Data under study
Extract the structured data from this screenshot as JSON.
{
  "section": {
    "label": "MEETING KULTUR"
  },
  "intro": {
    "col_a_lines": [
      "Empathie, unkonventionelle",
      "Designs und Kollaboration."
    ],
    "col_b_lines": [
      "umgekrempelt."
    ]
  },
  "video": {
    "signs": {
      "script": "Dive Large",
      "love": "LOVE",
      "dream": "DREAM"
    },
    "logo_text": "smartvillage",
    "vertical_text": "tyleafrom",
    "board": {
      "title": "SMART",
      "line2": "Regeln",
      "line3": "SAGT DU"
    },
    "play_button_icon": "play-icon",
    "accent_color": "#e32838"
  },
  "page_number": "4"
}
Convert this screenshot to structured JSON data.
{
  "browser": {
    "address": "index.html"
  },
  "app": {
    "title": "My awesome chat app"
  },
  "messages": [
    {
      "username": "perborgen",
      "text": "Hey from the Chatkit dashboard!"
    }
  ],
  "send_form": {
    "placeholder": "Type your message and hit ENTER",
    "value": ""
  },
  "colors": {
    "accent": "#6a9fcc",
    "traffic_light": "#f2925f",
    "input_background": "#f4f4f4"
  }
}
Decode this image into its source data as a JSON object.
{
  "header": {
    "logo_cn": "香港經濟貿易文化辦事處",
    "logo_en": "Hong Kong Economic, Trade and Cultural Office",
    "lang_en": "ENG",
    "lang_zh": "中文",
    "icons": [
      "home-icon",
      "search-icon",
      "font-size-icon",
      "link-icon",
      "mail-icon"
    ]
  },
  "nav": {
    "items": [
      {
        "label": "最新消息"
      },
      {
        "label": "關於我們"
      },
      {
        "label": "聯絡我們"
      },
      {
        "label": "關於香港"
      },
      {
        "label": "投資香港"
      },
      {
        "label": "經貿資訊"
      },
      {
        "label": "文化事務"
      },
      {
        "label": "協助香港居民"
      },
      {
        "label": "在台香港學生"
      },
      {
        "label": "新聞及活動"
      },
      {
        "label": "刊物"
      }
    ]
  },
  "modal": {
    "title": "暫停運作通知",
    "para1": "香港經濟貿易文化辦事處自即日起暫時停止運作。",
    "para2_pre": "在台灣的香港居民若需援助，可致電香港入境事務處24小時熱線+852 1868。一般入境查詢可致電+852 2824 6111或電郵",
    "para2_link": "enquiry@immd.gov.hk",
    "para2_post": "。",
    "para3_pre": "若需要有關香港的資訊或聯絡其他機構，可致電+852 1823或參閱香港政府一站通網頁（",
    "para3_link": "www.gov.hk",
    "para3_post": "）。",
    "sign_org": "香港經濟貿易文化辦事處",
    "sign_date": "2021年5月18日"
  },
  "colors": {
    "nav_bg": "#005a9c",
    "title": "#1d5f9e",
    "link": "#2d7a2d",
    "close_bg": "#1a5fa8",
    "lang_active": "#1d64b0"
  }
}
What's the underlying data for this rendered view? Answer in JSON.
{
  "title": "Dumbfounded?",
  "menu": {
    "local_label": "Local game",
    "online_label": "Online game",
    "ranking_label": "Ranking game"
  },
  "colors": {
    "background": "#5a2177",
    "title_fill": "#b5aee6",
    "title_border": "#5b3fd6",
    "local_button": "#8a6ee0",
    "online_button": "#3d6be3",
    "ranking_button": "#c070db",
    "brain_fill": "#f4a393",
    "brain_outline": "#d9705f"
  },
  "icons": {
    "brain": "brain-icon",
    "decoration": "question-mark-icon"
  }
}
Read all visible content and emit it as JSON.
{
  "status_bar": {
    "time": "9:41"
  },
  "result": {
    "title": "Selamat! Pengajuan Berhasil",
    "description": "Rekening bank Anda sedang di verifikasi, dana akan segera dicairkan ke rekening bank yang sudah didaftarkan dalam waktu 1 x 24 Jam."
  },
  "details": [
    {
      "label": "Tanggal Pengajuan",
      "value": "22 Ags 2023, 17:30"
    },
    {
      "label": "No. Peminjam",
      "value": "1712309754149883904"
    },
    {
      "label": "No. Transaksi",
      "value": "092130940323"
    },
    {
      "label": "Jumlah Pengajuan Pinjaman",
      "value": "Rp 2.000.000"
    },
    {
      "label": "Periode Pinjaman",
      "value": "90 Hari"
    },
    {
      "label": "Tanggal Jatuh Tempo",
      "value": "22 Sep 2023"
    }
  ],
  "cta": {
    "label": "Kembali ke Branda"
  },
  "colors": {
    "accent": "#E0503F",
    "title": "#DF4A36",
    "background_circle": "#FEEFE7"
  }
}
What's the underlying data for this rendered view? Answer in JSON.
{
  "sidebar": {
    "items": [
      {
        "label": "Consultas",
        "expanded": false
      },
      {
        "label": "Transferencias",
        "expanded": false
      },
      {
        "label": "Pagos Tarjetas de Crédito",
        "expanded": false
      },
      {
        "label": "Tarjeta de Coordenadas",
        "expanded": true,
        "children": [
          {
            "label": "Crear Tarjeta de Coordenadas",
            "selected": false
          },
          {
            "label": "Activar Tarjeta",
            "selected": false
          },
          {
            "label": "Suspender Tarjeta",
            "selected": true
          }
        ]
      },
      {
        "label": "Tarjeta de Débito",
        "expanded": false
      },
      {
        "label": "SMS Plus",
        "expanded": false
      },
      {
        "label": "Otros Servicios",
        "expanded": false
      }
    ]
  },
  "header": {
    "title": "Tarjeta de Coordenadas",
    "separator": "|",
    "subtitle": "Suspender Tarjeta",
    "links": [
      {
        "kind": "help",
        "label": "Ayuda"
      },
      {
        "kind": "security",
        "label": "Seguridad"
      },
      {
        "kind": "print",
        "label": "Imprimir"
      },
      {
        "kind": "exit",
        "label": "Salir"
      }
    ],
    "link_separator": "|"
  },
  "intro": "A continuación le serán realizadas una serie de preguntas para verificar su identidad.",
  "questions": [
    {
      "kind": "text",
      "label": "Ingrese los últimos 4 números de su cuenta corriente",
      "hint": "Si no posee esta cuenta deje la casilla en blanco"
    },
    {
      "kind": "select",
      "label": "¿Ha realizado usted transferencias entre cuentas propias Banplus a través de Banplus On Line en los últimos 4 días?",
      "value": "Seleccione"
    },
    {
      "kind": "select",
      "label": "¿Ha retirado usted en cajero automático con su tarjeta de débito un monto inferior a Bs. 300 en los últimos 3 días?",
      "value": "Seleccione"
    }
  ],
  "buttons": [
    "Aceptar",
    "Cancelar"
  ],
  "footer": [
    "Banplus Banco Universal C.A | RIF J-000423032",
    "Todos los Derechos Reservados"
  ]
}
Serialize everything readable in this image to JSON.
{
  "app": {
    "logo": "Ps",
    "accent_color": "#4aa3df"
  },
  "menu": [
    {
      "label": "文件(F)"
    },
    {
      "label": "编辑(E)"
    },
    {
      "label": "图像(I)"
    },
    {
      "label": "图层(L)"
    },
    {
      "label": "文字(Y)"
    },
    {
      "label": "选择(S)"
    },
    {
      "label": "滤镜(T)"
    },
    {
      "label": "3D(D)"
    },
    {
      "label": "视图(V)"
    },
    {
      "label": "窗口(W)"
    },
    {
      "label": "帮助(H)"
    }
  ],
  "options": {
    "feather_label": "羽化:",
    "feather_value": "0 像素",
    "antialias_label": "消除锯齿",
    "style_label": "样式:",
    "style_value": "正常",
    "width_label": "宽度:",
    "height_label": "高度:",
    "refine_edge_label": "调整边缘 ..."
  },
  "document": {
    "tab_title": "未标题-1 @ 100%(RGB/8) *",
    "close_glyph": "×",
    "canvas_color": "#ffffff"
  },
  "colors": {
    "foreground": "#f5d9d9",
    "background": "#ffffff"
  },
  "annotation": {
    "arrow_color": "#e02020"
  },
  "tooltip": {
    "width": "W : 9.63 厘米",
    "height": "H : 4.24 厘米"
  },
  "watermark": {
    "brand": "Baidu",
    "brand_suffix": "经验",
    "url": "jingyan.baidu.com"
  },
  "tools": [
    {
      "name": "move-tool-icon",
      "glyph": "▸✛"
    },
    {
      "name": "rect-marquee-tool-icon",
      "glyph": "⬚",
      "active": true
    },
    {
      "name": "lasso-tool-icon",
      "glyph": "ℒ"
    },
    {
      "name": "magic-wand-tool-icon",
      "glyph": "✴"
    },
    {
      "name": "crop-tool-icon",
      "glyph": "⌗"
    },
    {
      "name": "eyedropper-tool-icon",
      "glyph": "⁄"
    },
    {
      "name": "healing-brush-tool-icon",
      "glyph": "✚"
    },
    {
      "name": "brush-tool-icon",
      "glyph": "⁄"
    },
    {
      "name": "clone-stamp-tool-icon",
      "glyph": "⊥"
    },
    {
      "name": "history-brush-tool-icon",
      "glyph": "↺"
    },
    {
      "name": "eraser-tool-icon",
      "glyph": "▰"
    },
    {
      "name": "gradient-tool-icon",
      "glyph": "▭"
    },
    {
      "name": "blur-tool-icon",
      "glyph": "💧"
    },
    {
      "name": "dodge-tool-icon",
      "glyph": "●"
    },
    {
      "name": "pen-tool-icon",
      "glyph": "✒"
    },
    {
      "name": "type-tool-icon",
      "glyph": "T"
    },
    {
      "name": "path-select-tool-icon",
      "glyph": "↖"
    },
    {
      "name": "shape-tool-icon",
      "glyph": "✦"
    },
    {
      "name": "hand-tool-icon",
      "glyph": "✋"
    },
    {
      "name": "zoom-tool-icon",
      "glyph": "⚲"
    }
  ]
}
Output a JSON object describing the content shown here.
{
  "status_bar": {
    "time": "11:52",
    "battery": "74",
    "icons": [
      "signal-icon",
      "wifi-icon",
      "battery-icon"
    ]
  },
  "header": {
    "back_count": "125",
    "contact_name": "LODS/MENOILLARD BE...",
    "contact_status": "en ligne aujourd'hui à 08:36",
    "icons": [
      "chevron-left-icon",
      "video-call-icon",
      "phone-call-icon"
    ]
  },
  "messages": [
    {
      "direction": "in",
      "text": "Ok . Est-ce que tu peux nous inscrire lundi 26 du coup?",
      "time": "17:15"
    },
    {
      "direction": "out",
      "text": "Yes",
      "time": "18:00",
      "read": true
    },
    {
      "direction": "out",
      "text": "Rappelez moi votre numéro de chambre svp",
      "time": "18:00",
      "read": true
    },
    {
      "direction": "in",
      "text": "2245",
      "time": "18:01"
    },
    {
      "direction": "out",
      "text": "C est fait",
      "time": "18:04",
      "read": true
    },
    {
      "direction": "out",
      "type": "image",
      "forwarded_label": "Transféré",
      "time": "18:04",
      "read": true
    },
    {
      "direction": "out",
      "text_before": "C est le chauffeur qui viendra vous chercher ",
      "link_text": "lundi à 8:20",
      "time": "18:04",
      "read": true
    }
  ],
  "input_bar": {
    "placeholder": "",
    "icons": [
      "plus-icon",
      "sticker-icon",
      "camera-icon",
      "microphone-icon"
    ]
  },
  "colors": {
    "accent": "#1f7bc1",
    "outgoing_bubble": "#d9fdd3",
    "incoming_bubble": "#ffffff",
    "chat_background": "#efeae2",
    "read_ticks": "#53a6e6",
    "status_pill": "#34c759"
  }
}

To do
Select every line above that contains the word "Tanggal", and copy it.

Exercise answer
      "label": "Tanggal Pengajuan",
      "label": "Tanggal Jatuh Tempo",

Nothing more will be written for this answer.